▶ Exercise objective
Every record listed below should be copied exactly.

▶ Data

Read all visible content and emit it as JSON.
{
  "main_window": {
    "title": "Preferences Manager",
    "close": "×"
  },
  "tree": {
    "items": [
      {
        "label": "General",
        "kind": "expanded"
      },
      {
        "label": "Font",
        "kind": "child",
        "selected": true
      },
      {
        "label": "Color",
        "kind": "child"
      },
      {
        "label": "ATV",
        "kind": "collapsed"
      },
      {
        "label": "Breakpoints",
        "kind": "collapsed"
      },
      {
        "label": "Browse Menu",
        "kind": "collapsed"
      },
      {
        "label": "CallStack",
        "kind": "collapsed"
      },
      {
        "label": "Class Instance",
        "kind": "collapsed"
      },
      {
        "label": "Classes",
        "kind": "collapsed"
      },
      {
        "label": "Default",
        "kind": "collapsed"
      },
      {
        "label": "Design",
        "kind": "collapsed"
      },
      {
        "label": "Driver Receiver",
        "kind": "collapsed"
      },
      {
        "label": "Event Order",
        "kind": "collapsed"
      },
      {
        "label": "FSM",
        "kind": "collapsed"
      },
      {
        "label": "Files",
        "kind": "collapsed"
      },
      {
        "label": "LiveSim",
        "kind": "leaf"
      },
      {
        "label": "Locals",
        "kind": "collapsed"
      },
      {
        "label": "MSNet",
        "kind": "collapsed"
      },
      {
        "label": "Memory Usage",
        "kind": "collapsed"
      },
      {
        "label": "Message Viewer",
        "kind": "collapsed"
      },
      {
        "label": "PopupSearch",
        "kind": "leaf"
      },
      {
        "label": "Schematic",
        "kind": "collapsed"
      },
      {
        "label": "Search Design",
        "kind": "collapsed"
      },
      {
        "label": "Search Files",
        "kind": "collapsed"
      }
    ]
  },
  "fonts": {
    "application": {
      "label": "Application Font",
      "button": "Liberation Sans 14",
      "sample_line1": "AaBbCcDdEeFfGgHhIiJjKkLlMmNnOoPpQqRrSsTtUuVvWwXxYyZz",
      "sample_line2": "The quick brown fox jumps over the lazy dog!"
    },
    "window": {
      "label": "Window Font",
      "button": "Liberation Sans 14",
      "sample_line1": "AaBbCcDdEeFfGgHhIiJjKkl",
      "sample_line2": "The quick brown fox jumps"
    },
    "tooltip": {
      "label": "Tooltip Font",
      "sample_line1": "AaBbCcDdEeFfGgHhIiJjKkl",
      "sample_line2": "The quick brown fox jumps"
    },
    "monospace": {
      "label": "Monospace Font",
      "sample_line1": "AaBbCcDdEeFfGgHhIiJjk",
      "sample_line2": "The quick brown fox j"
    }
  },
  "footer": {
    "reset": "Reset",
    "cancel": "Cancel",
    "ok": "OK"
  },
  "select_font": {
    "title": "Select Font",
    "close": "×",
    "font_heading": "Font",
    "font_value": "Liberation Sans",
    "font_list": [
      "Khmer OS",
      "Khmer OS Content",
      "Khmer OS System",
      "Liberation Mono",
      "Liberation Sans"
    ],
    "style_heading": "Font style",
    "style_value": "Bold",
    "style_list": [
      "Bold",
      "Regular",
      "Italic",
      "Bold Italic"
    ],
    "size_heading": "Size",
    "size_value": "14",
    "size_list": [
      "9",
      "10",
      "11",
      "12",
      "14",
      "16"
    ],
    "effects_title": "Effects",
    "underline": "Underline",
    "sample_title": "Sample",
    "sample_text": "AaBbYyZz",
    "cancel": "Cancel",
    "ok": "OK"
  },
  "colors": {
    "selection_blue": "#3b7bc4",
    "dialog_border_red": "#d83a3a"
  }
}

▶ Answer
Read all visible content and emit it as JSON.
{
  "main_window": {
    "title": "Preferences Manager",
    "close": "×"
  },
  "tree": {
    "items": [
      {
        "label": "General",
        "kind": "expanded"
      },
      {
        "label": "Font",
        "kind": "child",
        "selected": true
      },
      {
        "label": "Color",
        "kind": "child"
      },
      {
        "label": "ATV",
        "kind": "collapsed"
      },
      {
        "label": "Breakpoints",
        "kind": "collapsed"
      },
      {
        "label": "Browse Menu",
        "kind": "collapsed"
      },
      {
        "label": "CallStack",
        "kind": "collapsed"
      },
      {
        "label": "Class Instance",
        "kind": "collapsed"
      },
      {
        "label": "Classes",
        "kind": "collapsed"
      },
      {
        "label": "Default",
        "kind": "collapsed"
      },
      {
        "label": "Design",
        "kind": "collapsed"
      },
      {
        "label": "Driver Receiver",
        "kind": "collapsed"
      },
      {
        "label": "Event Order",
        "kind": "collapsed"
      },
      {
        "label": "FSM",
        "kind": "collapsed"
      },
      {
        "label": "Files",
        "kind": "collapsed"
      },
      {
        "label": "LiveSim",
        "kind": "leaf"
      },
      {
        "label": "Locals",
        "kind": "collapsed"
      },
      {
        "label": "MSNet",
        "kind": "collapsed"
      },
      {
        "label": "Memory Usage",
        "kind": "collapsed"
      },
      {
        "label": "Message Viewer",
        "kind": "collapsed"
      },
      {
        "label": "PopupSearch",
        "kind": "leaf"
      },
      {
        "label": "Schematic",
        "kind": "collapsed"
      },
      {
        "label": "Search Design",
        "kind": "collapsed"
      },
      {
        "label": "Search Files",
        "kind": "collapsed"
      }
    ]
  },
  "fonts": {
    "application": {
      "label": "Application Font",
      "button": "Liberation Sans 14",
      "sample_line1": "AaBbCcDdEeFfGgHhIiJjKkLlMmNnOoPpQqRrSsTtUuVvWwXxYyZz",
      "sample_line2": "The quick brown fox jumps over the lazy dog!"
    },
    "window": {
      "label": "Window Font",
      "button": "Liberation Sans 14",
      "sample_line1": "AaBbCcDdEeFfGgHhIiJjKkl",
      "sample_line2": "The quick brown fox jumps"
    },
    "tooltip": {
      "label": "Tooltip Font",
      "sample_line1": "AaBbCcDdEeFfGgHhIiJjKkl",
      "sample_line2": "The quick brown fox jumps"
    },
    "monospace": {
      "label": "Monospace Font",
      "sample_line1": "AaBbCcDdEeFfGgHhIiJjk",
      "sample_line2": "The quick brown fox j"
    }
  },
  "footer": {
    "reset": "Reset",
    "cancel": "Cancel",
    "ok": "OK"
  },
  "select_font": {
    "title": "Select Font",
    "close": "×",
    "font_heading": "Font",
    "font_value": "Liberation Sans",
    "font_list": [
      "Khmer OS",
      "Khmer OS Content",
      "Khmer OS System",
      "Liberation Mono",
      "Liberation Sans"
    ],
    "style_heading": "Font style",
    "style_value": "Bold",
    "style_list": [
      "Bold",
      "Regular",
      "Italic",
      "Bold Italic"
    ],
    "size_heading": "Size",
    "size_value": "14",
    "size_list": [
      "9",
      "10",
      "11",
      "12",
      "14",
      "16"
    ],
    "effects_title": "Effects",
    "underline": "Underline",
    "sample_title": "Sample",
    "sample_text": "AaBbYyZz",
    "cancel": "Cancel",
    "ok": "OK"
  },
  "colors": {
    "selection_blue": "#3b7bc4",
    "dialog_border_red": "#d83a3a"
  }
}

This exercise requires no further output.